(Data to use Opens)

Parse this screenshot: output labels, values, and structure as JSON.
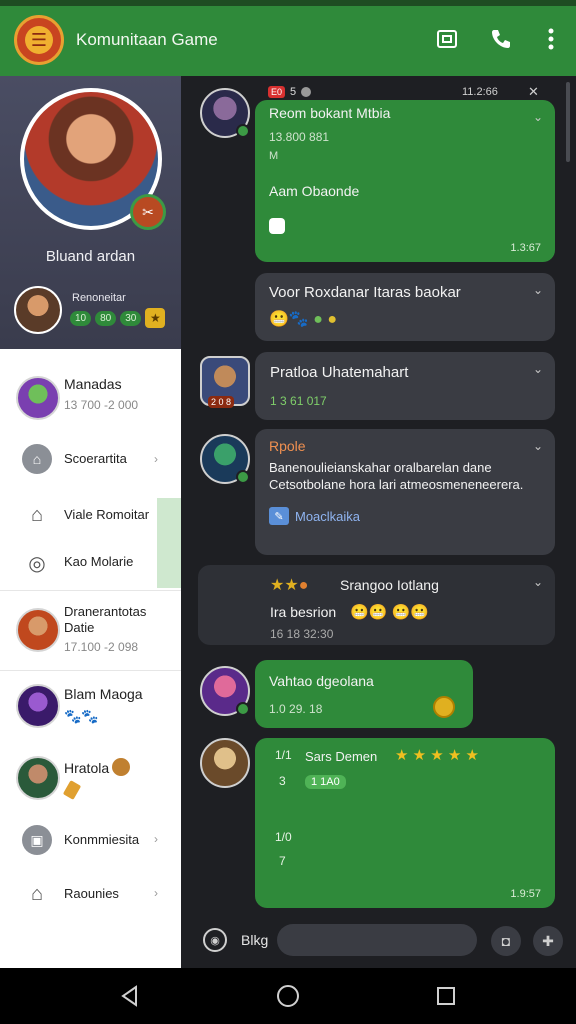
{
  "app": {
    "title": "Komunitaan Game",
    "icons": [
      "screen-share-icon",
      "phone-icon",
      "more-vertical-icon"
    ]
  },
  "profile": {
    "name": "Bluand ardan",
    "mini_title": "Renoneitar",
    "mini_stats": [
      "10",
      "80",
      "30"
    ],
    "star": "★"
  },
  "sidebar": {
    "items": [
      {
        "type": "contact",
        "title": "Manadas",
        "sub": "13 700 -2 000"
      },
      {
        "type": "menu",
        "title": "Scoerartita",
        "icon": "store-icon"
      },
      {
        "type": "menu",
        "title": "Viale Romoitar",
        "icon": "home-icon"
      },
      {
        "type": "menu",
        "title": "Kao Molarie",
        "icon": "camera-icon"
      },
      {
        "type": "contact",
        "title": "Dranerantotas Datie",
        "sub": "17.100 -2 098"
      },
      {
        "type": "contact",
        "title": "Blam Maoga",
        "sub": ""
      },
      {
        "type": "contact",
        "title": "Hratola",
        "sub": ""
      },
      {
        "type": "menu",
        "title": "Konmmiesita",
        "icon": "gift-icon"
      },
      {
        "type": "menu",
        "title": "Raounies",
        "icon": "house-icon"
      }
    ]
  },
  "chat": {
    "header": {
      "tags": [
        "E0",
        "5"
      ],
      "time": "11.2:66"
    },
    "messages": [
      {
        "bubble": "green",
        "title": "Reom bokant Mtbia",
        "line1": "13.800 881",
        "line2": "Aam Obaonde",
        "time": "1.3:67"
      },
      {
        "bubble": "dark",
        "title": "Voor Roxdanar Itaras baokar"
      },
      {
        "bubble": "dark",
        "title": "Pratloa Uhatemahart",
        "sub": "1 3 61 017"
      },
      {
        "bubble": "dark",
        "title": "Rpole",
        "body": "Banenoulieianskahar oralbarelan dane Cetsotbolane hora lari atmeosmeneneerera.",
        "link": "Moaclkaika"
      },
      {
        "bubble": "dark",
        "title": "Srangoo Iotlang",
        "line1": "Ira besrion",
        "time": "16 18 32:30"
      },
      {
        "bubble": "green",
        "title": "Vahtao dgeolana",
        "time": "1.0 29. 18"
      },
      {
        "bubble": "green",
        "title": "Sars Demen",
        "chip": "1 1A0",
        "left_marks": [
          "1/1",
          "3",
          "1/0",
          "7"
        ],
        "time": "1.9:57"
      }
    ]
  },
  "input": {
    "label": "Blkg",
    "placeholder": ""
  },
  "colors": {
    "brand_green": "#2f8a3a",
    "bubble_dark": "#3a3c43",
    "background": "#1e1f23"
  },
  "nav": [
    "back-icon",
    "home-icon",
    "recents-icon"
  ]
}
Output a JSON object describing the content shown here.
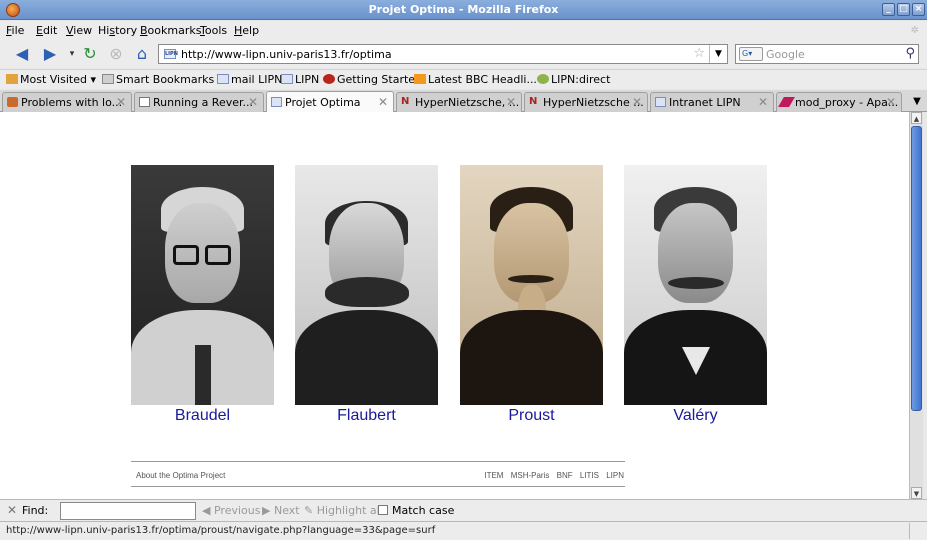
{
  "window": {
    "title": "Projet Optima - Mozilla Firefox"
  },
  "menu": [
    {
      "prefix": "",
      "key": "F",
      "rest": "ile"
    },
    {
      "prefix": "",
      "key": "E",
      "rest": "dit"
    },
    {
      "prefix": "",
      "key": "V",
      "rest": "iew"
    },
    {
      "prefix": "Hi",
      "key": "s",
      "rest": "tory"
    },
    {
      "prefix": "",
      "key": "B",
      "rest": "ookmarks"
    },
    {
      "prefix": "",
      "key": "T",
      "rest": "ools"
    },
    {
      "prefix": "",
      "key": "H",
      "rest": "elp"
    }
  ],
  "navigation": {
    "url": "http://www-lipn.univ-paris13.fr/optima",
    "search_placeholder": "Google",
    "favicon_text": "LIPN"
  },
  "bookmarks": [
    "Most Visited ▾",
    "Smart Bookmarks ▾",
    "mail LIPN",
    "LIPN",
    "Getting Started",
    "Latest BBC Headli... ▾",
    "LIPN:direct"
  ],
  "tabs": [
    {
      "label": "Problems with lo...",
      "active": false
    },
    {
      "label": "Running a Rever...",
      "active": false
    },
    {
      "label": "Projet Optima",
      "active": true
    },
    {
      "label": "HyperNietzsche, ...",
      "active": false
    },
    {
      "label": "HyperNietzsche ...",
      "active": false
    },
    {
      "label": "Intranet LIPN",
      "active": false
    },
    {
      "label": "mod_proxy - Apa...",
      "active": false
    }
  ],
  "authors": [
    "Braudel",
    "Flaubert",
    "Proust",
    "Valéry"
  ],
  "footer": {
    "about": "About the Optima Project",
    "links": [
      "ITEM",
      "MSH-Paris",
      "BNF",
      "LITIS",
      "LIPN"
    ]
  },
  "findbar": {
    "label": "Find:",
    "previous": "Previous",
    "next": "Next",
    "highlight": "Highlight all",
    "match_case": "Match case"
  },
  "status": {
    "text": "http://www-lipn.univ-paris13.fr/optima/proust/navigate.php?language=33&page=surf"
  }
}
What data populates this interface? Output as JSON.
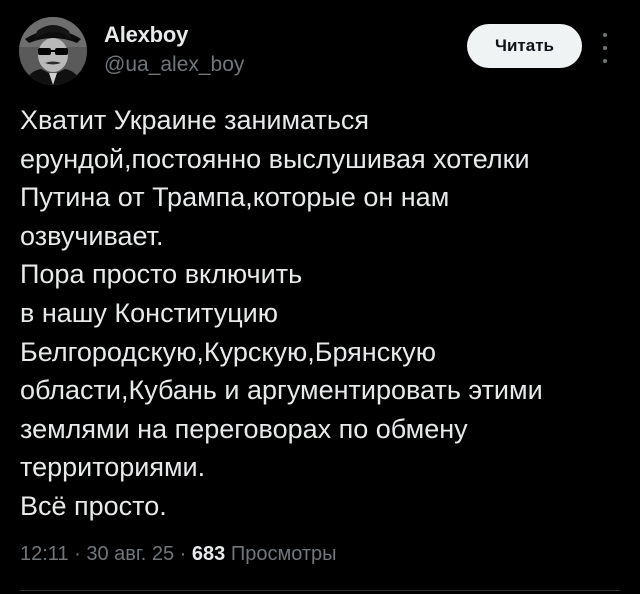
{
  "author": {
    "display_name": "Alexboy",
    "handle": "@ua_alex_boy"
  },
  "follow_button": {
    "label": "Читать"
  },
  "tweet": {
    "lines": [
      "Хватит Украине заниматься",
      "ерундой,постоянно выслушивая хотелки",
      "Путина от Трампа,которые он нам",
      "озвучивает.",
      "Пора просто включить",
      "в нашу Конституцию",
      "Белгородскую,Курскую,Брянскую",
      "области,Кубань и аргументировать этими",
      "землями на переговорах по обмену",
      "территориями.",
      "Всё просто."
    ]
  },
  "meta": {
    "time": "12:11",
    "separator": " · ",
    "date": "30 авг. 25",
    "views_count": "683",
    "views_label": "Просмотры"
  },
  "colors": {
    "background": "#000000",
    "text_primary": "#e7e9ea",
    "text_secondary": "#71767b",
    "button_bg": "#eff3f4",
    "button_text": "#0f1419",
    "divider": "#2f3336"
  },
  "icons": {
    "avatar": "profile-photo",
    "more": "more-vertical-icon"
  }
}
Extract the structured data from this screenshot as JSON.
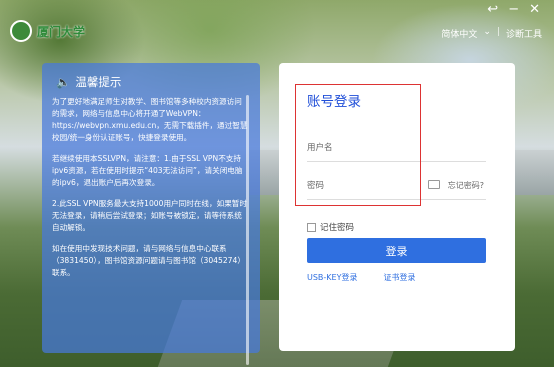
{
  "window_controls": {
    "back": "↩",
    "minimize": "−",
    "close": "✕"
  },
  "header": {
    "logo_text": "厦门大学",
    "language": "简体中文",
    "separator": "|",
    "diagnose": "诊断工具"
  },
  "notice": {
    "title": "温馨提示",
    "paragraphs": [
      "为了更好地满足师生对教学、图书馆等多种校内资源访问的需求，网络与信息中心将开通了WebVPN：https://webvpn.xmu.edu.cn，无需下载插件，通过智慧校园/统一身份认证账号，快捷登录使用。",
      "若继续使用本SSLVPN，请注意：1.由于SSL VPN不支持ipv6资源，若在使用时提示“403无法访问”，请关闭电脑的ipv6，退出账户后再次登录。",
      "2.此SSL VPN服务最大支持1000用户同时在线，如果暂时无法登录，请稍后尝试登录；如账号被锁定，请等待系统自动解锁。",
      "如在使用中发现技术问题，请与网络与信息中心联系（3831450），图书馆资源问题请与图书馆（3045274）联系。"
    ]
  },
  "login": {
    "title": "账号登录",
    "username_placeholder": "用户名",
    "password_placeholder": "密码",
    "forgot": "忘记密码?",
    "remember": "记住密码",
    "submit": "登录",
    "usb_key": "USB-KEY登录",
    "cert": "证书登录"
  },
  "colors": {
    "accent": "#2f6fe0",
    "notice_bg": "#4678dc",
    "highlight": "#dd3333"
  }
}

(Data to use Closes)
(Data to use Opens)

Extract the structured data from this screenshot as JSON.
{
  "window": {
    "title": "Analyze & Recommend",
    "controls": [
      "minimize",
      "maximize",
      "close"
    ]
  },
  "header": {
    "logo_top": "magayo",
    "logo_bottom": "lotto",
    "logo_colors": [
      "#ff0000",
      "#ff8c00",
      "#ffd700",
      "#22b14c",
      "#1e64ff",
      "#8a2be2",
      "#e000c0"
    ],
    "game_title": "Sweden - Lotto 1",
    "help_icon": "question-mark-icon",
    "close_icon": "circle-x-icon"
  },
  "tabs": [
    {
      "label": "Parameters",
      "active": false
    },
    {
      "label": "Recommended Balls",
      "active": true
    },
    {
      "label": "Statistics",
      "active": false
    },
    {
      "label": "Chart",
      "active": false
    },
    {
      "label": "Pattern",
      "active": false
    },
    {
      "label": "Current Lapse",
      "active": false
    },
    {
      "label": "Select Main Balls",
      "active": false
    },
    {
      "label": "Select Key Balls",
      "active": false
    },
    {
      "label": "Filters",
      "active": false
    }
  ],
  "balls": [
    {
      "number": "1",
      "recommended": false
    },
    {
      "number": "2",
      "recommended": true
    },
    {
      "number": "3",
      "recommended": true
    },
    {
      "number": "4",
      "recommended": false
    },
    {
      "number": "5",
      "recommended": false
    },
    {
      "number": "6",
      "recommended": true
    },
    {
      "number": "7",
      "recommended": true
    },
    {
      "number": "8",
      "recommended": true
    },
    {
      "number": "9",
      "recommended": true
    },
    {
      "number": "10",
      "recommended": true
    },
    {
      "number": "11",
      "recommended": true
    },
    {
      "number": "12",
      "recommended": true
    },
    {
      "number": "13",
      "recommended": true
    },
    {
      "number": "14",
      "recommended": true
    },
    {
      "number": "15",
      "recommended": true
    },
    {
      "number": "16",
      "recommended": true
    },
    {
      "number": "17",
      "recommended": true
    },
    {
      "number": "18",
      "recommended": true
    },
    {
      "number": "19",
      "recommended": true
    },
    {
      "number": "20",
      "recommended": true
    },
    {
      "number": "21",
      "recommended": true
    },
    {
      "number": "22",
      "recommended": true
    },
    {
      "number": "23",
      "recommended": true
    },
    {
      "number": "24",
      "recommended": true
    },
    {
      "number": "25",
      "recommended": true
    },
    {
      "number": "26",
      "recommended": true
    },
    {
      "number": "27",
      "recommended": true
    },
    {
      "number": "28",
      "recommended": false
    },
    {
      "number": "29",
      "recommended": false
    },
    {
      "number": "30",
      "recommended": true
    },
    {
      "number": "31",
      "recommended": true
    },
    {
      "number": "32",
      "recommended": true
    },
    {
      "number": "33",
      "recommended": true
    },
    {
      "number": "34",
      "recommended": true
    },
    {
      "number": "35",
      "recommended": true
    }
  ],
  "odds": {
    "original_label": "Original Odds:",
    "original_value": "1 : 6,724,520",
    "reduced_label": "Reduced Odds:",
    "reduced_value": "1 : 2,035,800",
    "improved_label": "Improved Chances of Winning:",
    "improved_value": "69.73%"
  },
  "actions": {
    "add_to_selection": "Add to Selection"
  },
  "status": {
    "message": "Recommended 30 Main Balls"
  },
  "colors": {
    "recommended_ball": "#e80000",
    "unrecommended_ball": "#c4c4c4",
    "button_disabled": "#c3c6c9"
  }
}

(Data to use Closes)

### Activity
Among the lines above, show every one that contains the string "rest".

### Solution to this task
      "rest": "ile"
      "rest": "dit"
      "rest": "iew"
      "rest": "tory"
      "rest": "ookmarks"
      "rest": "ools"
      "rest": "elp"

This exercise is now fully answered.